# 24 (Tip)
Expect the Unexpected
This list isn’t exhaustive as there are too many tips and rules to cover. Just keep focused, stay safe and don’t run into elephants.
Other notable shoutouts:
#25 – The Drift – lateral movement across lanes, slowly and without signaling.
#26 – Knee Hug – Drive with knees up and between elbows to avoid puddles or simply for pleasure.
#27 – Umbrella Ride – When raining or overly sunny drive with one hand while holding an umbrella overhead with the other.
#28 – IV ride – Moto passenger holds stick with IV bag on it (IV attached to either passenger or driver)
#29 – Occasional Helmet – Drive with helmet in basket, hanging on handle bar or between knees. Put on and off according to police presence.
#30 – Passenger Arm Signals – Aside from normal turn signals, have the passenger arm signal when turning for added visibility.

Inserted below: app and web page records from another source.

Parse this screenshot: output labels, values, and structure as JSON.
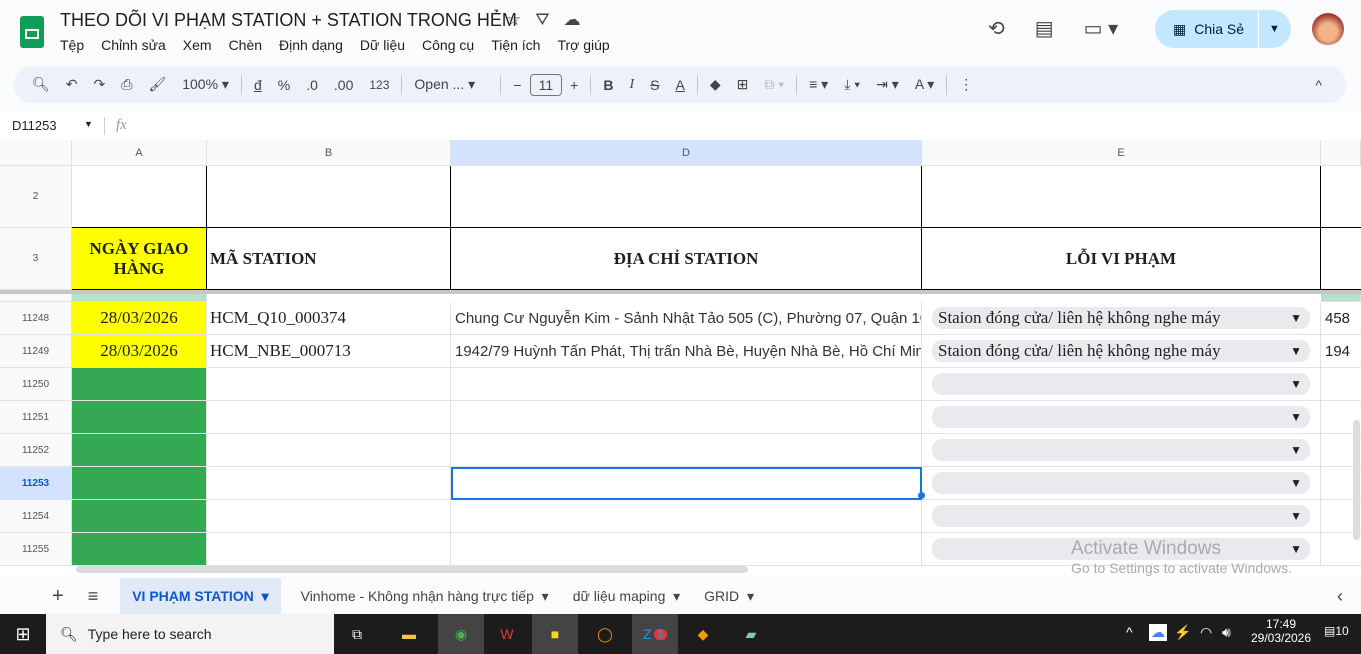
{
  "doc": {
    "title": "THEO DÕI VI PHẠM STATION + STATION TRONG HẺM",
    "menu": [
      "Tệp",
      "Chỉnh sửa",
      "Xem",
      "Chèn",
      "Định dạng",
      "Dữ liệu",
      "Công cụ",
      "Tiện ích",
      "Trợ giúp"
    ]
  },
  "header": {
    "share_label": "Chia Sẻ"
  },
  "toolbar": {
    "zoom": "100%",
    "currency": "đ",
    "percent": "%",
    "dec_decrease": ".0",
    "dec_increase": ".00",
    "format_123": "123",
    "font": "Open ...",
    "font_size": "11"
  },
  "formula": {
    "cell_ref": "D11253",
    "fx": "fx",
    "value": ""
  },
  "columns": [
    "A",
    "B",
    "D",
    "E"
  ],
  "headers": {
    "row2": "2",
    "row3": "3",
    "a": "NGÀY GIAO HÀNG",
    "b": "MÃ STATION",
    "d": "ĐỊA CHỈ STATION",
    "e": "LỖI VI PHẠM"
  },
  "rows": [
    {
      "num": "11248",
      "date": "28/03/2026",
      "code": "HCM_Q10_000374",
      "address": "Chung Cư Nguyễn Kim - Sảnh Nhật Tảo 505 (C), Phường 07, Quận 10,",
      "error": "Staion đóng cửa/ liên hệ không nghe máy",
      "next": "458"
    },
    {
      "num": "11249",
      "date": "28/03/2026",
      "code": "HCM_NBE_000713",
      "address": "1942/79 Huỳnh Tấn Phát, Thị trấn Nhà Bè, Huyện Nhà Bè, Hồ Chí Min",
      "error": "Staion đóng cửa/ liên hệ không nghe máy",
      "next": "194"
    },
    {
      "num": "11250",
      "date": "",
      "code": "",
      "address": "",
      "error": "",
      "next": ""
    },
    {
      "num": "11251",
      "date": "",
      "code": "",
      "address": "",
      "error": "",
      "next": ""
    },
    {
      "num": "11252",
      "date": "",
      "code": "",
      "address": "",
      "error": "",
      "next": ""
    },
    {
      "num": "11253",
      "date": "",
      "code": "",
      "address": "",
      "error": "",
      "next": ""
    },
    {
      "num": "11254",
      "date": "",
      "code": "",
      "address": "",
      "error": "",
      "next": ""
    },
    {
      "num": "11255",
      "date": "",
      "code": "",
      "address": "",
      "error": "",
      "next": ""
    }
  ],
  "watermark": {
    "line1": "Activate Windows",
    "line2": "Go to Settings to activate Windows."
  },
  "sheets": [
    "VI PHẠM STATION",
    "Vinhome - Không nhận hàng trực tiếp",
    "dữ liệu maping",
    "GRID"
  ],
  "taskbar": {
    "search": "Type here to search",
    "time": "17:49",
    "date": "29/03/2026",
    "notifications": "10",
    "zalo_badge": "1"
  },
  "colors": {
    "green": "#34a853",
    "yellow": "#ffff00",
    "accent": "#1a73e8",
    "share_bg": "#c2e7ff"
  }
}
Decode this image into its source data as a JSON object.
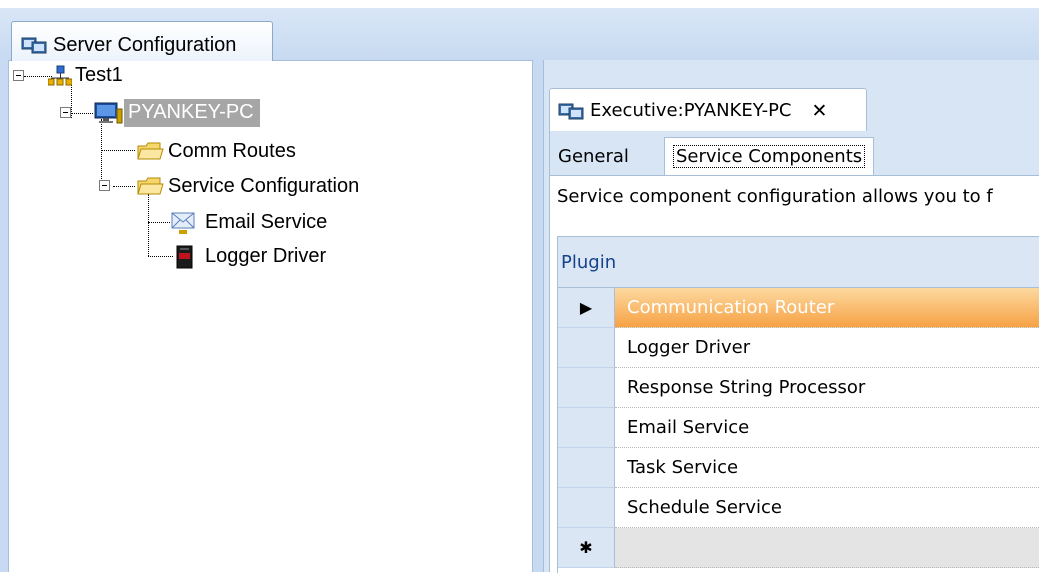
{
  "window": {
    "main_tab_label": "Server Configuration"
  },
  "tree": {
    "root": "Test1",
    "server": "PYANKEY-PC",
    "comm_routes": "Comm Routes",
    "service_configuration": "Service Configuration",
    "email_service": "Email Service",
    "logger_driver": "Logger Driver"
  },
  "document": {
    "tab_label": "Executive:PYANKEY-PC",
    "close_glyph": "✕",
    "subtabs": [
      "General",
      "Service Components"
    ],
    "description": "Service component configuration allows you to f",
    "grid": {
      "column_header": "Plugin",
      "rows": [
        "Communication Router",
        "Logger Driver",
        "Response String Processor",
        "Email Service",
        "Task Service",
        "Schedule Service"
      ],
      "selected_marker": "▶",
      "new_row_marker": "✱"
    }
  },
  "icons": {
    "network": "network-icon",
    "computer": "computer-icon",
    "folder": "folder-icon",
    "envelope": "envelope-icon",
    "logger": "logger-device-icon"
  },
  "colors": {
    "chrome_blue": "#c7daf1",
    "selection_orange": "#f7a244",
    "tree_selection_gray": "#a6a6a6"
  }
}
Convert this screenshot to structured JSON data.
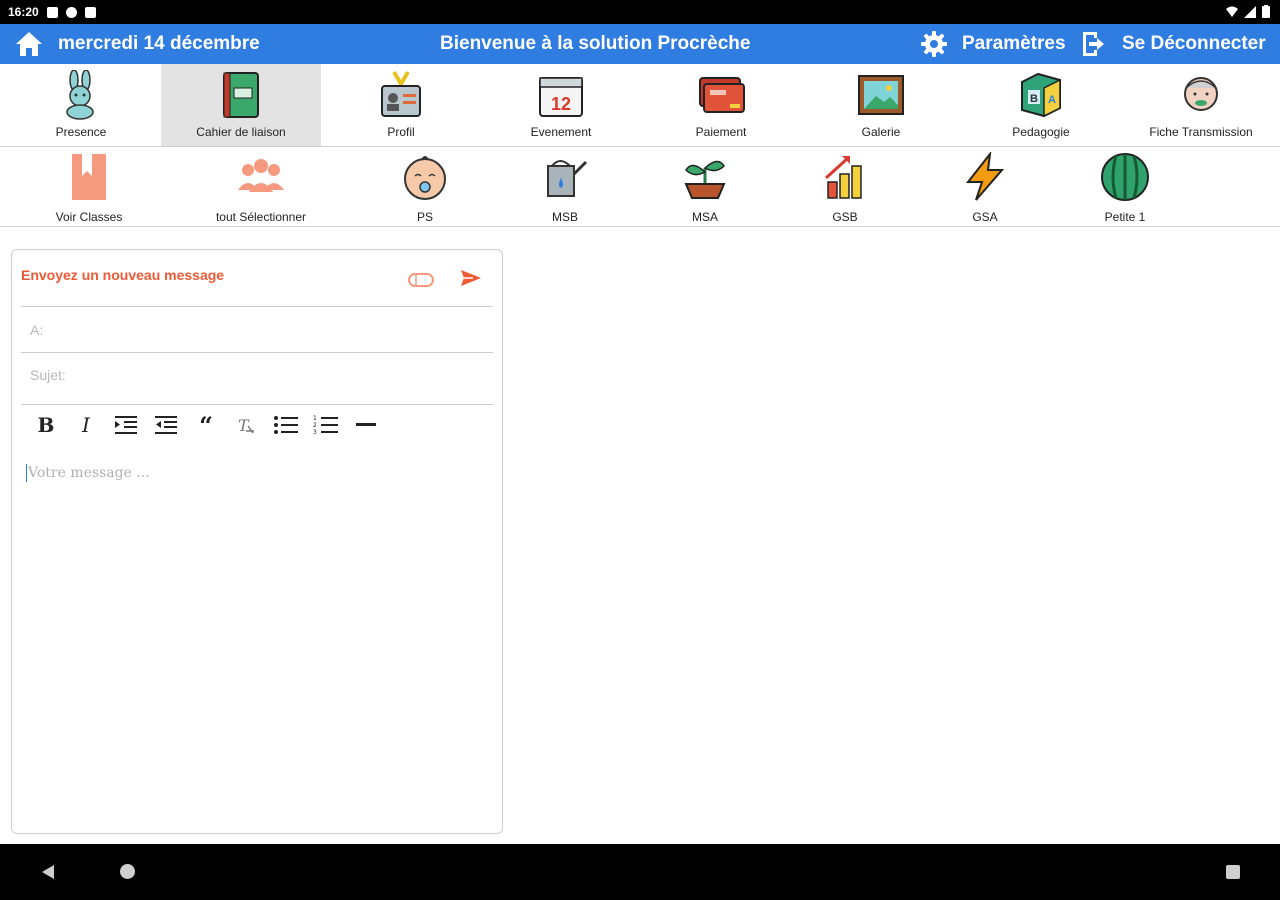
{
  "status_bar": {
    "time": "16:20"
  },
  "header": {
    "date": "mercredi 14 décembre",
    "title": "Bienvenue à la solution Procrèche",
    "settings_label": "Paramètres",
    "logout_label": "Se Déconnecter",
    "color": "#2f7de1"
  },
  "nav": {
    "items": [
      {
        "label": "Presence",
        "icon": "bunny-icon"
      },
      {
        "label": "Cahier de liaison",
        "icon": "notebook-icon"
      },
      {
        "label": "Profil",
        "icon": "id-badge-icon"
      },
      {
        "label": "Evenement",
        "icon": "calendar-icon"
      },
      {
        "label": "Paiement",
        "icon": "card-icon"
      },
      {
        "label": "Galerie",
        "icon": "picture-icon"
      },
      {
        "label": "Pedagogie",
        "icon": "blocks-icon"
      },
      {
        "label": "Fiche Transmission",
        "icon": "grandpa-icon"
      }
    ],
    "active": "Cahier de liaison",
    "calendar_number": "12"
  },
  "classes": {
    "items": [
      {
        "label": "Voir Classes",
        "icon": "bookmark-icon"
      },
      {
        "label": "tout Sélectionner",
        "icon": "group-icon"
      },
      {
        "label": "PS",
        "icon": "baby-icon"
      },
      {
        "label": "MSB",
        "icon": "watering-can-icon"
      },
      {
        "label": "MSA",
        "icon": "sprout-icon"
      },
      {
        "label": "GSB",
        "icon": "growth-chart-icon"
      },
      {
        "label": "GSA",
        "icon": "lightning-icon"
      },
      {
        "label": "Petite 1",
        "icon": "melon-icon"
      }
    ]
  },
  "compose": {
    "title": "Envoyez un nouveau message",
    "to_placeholder": "A:",
    "subject_placeholder": "Sujet:",
    "body_placeholder": "Votre message ...",
    "accent": "#ef5a35",
    "toolbar": [
      "bold",
      "italic",
      "indent",
      "outdent",
      "quote",
      "clear-format",
      "bullet-list",
      "numbered-list",
      "horizontal-rule"
    ]
  }
}
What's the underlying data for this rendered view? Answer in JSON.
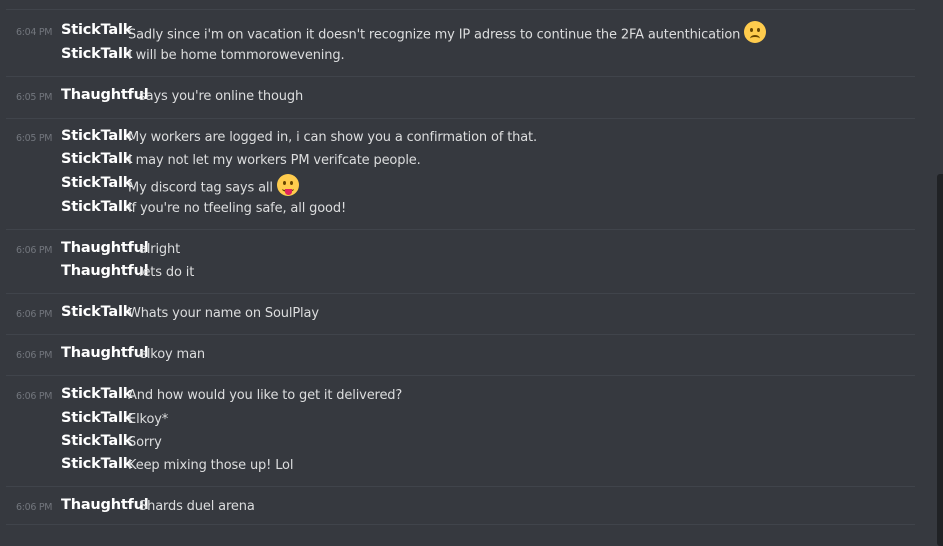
{
  "groups": [
    {
      "timestamp": "6:04 PM",
      "messages": [
        {
          "author": "StickTalk",
          "text": "Sadly since i'm on vacation it doesn't recognize my IP adress to continue the 2FA autenthication",
          "emoji": "frowning-face"
        },
        {
          "author": "StickTalk",
          "text": "I will be home tommorowevening."
        }
      ]
    },
    {
      "timestamp": "6:05 PM",
      "messages": [
        {
          "author": "Thaughtful",
          "text": "says you're online though"
        }
      ]
    },
    {
      "timestamp": "6:05 PM",
      "messages": [
        {
          "author": "StickTalk",
          "text": "My workers are logged in, i can show you a confirmation of that."
        },
        {
          "author": "StickTalk",
          "text": "I may not let my workers PM verifcate people."
        },
        {
          "author": "StickTalk",
          "text": "My discord tag says all",
          "emoji": "tongue-face"
        },
        {
          "author": "StickTalk",
          "text": "If you're no tfeeling safe, all good!"
        }
      ]
    },
    {
      "timestamp": "6:06 PM",
      "messages": [
        {
          "author": "Thaughtful",
          "text": "alright"
        },
        {
          "author": "Thaughtful",
          "text": "lets do it"
        }
      ]
    },
    {
      "timestamp": "6:06 PM",
      "messages": [
        {
          "author": "StickTalk",
          "text": "Whats your name on SoulPlay"
        }
      ]
    },
    {
      "timestamp": "6:06 PM",
      "messages": [
        {
          "author": "Thaughtful",
          "text": "elkoy man"
        }
      ]
    },
    {
      "timestamp": "6:06 PM",
      "messages": [
        {
          "author": "StickTalk",
          "text": "And how would you like to get it delivered?"
        },
        {
          "author": "StickTalk",
          "text": "Elkoy*"
        },
        {
          "author": "StickTalk",
          "text": "Sorry"
        },
        {
          "author": "StickTalk",
          "text": "Keep mixing those up! Lol"
        }
      ]
    },
    {
      "timestamp": "6:06 PM",
      "messages": [
        {
          "author": "Thaughtful",
          "text": "Shards duel arena"
        }
      ]
    }
  ],
  "colors": {
    "background": "#36393f",
    "author": "#ffffff",
    "text": "#dcddde",
    "timestamp": "#72767d",
    "divider": "#40444b"
  }
}
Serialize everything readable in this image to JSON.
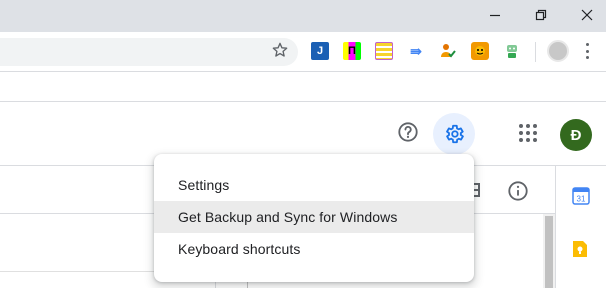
{
  "browser": {
    "window_controls": [
      "minimize-icon",
      "restore-icon",
      "close-icon"
    ],
    "toolbar": {
      "bookmark_icon": "star-icon",
      "extensions": [
        {
          "name": "joplin-extension-icon",
          "glyph": "J",
          "color": "#1a5fb4"
        },
        {
          "name": "pi-extension-icon",
          "glyph": "П",
          "color": "#000000"
        },
        {
          "name": "notes-extension-icon",
          "glyph": "",
          "color": "#f6d32d"
        },
        {
          "name": "arrow-extension-icon",
          "glyph": "⇛",
          "color": "#4285f4"
        },
        {
          "name": "person-check-extension-icon",
          "glyph": "",
          "color": "#e37400"
        },
        {
          "name": "tiger-extension-icon",
          "glyph": "",
          "color": "#f29900"
        },
        {
          "name": "robot-extension-icon",
          "glyph": "",
          "color": "#34a853"
        }
      ]
    }
  },
  "header": {
    "help_icon": "help-circle-icon",
    "settings_icon": "gear-icon",
    "apps_icon": "apps-grid-icon",
    "avatar_initial": "Đ",
    "avatar_color": "#33691e"
  },
  "toolbar_right": {
    "grid_view_icon": "grid-view-icon",
    "info_icon": "info-icon"
  },
  "side_panel": {
    "calendar_label": "31",
    "calendar_icon": "calendar-icon",
    "keep_icon": "keep-icon"
  },
  "settings_menu": {
    "items": [
      {
        "label": "Settings"
      },
      {
        "label": "Get Backup and Sync for Windows"
      },
      {
        "label": "Keyboard shortcuts"
      }
    ]
  }
}
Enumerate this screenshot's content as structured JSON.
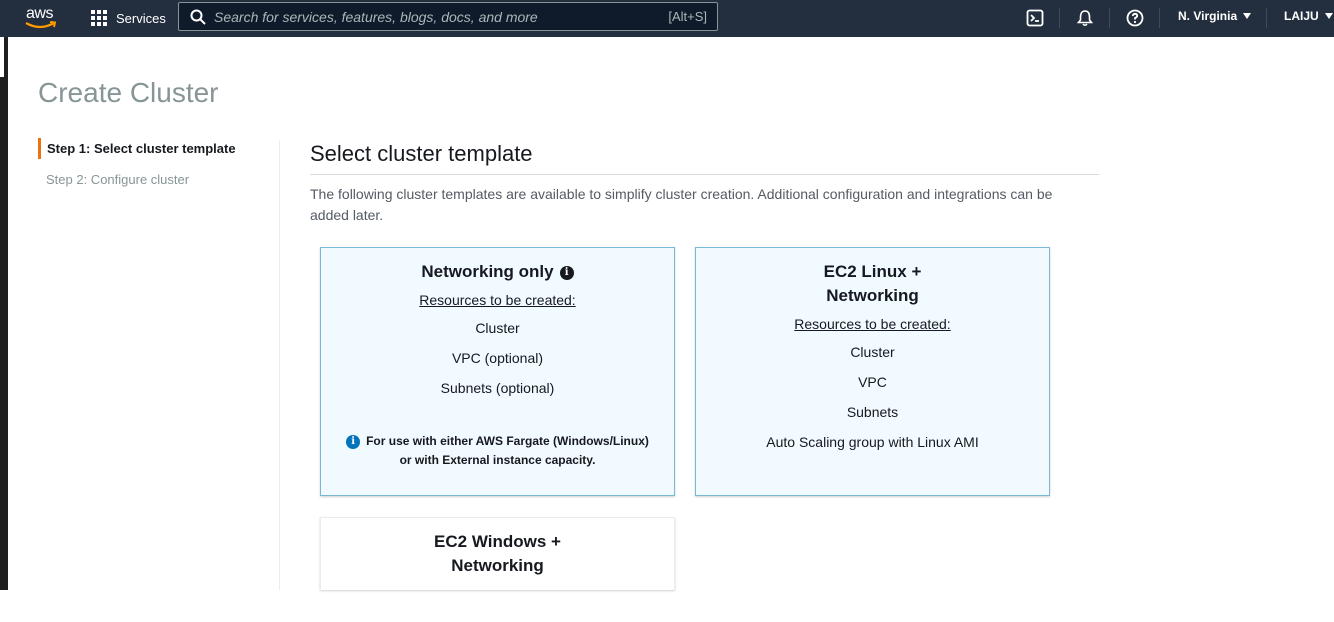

#31 – Fuel Station Cut – Cut through fuel stations on street corners to decrease turn time.
#32 – Avoid Eye Contact – Do not look at oncoming traffic, especially when nearly hitting them or breaking rules which cause their delay.
#33 – Horn Etiquette – Horns should only be used to signal your dominance when crossing through intersections.
#34 – Help-a-cycle – Let a cycler put an arm on your shoulder and propel them alongside.